Punch, 3 July 1858


I dined yesterday on milk, absolutely without bread; a mild bowl of curds;—not fit to resist the Devil upon, tho' I cannot eat anything better.

I hope you will get a horse immediately. This Animal of mine, if you liked to take him and ride him till you were suited, of course it wd be nothing but a deliverance to me at present. An excellent animal too, of the most polite and discreet nature, needing nothing but polite treatment; plenty of go in him too there naturally is or used to be: but the fact, I do think, is, the poor creature, owing to his hot stable or I know not to what, is certainly not quite himself at present; and I dare not press such a thing on you. Him I mean to fling into grass somewhere, till it appear whitherward he can be sent by rail to be of advantage to me.
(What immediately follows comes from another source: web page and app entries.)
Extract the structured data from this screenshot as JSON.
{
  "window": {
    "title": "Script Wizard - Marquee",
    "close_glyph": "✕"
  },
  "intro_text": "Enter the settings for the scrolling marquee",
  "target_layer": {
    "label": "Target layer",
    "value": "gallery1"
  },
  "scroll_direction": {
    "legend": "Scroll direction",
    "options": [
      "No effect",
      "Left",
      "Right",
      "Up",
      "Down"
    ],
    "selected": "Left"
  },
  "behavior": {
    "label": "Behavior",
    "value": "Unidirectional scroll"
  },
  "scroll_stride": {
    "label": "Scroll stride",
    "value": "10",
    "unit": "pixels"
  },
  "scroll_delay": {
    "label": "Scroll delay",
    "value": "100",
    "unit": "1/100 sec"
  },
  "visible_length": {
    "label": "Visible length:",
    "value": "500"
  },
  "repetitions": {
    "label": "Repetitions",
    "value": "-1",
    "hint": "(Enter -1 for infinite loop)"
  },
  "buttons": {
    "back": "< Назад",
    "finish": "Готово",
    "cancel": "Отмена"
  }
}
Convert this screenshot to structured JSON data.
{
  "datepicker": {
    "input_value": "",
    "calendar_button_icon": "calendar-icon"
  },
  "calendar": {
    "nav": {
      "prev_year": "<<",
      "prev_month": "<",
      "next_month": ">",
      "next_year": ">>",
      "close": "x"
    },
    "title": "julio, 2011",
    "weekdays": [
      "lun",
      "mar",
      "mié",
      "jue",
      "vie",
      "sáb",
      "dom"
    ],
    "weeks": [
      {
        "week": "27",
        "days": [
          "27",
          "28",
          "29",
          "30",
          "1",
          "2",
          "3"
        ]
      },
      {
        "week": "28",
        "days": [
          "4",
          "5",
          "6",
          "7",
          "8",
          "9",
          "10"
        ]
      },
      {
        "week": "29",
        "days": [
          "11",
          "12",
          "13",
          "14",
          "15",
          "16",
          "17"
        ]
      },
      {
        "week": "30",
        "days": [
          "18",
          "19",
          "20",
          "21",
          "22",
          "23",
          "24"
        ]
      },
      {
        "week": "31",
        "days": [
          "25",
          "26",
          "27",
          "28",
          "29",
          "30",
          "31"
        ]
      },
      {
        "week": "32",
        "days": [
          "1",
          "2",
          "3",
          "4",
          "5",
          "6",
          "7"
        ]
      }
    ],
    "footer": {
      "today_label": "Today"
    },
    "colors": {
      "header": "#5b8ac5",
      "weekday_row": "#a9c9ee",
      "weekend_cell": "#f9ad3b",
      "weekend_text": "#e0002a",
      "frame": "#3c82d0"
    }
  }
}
Enough, dear Forster; I will see Montague Square again, & you there, I hope.

Yours ever T. Carlyle